  • 3 A Glossary of Terms used in British Heraldry, J.H. Parker, Oxford, 1847, P154
  • 4 Boutell’s Heraldry, J.P. Brooke-Little, Warne, (revised Edition) London 1970, P 27
  • 5 A Complete Guide to Heraldry, A.C. Fox-Davies, Bonanza (re-print of 1909 Edition), New York, 1978, P85
  • 6 Understanding Signs & Symbols – Heraldry, S. Oliver & G. Croton, Quantum, London, 2013, P53
  • 7 A Glossary of Terms used in British Heraldry, J.H. Parker, Oxford, 1894, Entry:Azure
  • 8 The Symbolisms of Heraldry, W. Cecil Wade, George Redway, London, 1898 P36
  • 9 A Glossary of Terms used in British Heraldry, J.H. Parker, Oxford, 1894, Entry:Dog
  • 10 The Symbolisms of Heraldry, W. Cecil Wade, George Redway, London, 1898 P68
  • 11 A Glossary of Terms used in British Heraldry, J.H. Parker, Oxford, 1894, Entry:Escallop
  • 12 A Complete Guide to Heraldry, A.C. Fox-Davies, Bonanza (re-print of 1909 Edition), New York, 1978, P299

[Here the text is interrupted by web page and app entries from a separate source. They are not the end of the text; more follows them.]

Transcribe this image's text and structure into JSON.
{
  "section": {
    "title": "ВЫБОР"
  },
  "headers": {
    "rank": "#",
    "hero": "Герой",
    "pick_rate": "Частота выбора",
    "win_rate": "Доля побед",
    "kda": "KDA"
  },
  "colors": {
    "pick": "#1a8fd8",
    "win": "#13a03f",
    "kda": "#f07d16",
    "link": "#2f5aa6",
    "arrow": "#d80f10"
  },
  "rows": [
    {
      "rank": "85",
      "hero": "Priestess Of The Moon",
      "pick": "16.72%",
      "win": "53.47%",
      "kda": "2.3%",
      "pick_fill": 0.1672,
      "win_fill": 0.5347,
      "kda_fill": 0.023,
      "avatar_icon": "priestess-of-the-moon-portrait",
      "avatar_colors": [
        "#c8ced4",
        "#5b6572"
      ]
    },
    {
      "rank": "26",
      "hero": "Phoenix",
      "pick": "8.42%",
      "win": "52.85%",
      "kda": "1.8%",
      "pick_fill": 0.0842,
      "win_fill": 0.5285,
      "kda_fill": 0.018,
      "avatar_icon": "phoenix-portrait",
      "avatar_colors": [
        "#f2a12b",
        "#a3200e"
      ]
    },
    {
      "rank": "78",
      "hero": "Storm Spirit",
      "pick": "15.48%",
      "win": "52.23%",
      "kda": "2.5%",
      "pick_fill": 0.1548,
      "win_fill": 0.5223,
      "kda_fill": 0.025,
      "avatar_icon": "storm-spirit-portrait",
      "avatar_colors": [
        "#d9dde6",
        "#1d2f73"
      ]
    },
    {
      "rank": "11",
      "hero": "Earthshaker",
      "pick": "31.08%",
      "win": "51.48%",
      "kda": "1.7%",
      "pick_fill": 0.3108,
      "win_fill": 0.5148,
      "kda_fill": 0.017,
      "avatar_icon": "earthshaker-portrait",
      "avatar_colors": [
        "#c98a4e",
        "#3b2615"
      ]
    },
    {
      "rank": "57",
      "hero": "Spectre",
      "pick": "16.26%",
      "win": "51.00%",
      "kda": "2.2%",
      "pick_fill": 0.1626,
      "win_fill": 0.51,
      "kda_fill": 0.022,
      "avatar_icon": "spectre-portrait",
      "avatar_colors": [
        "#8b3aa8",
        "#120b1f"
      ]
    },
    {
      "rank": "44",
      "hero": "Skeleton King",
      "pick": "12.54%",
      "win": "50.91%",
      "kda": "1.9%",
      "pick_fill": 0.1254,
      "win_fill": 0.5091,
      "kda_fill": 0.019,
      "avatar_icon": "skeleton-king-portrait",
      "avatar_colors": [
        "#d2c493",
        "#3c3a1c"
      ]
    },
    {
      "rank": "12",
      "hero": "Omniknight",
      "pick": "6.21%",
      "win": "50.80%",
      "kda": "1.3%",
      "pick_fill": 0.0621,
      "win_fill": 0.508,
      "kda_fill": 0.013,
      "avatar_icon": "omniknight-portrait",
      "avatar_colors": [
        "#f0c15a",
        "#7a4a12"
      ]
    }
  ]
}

  • 13 The Symbolisms of Heraldry, W. Cecil Wade, George Redway, London, 1898 P91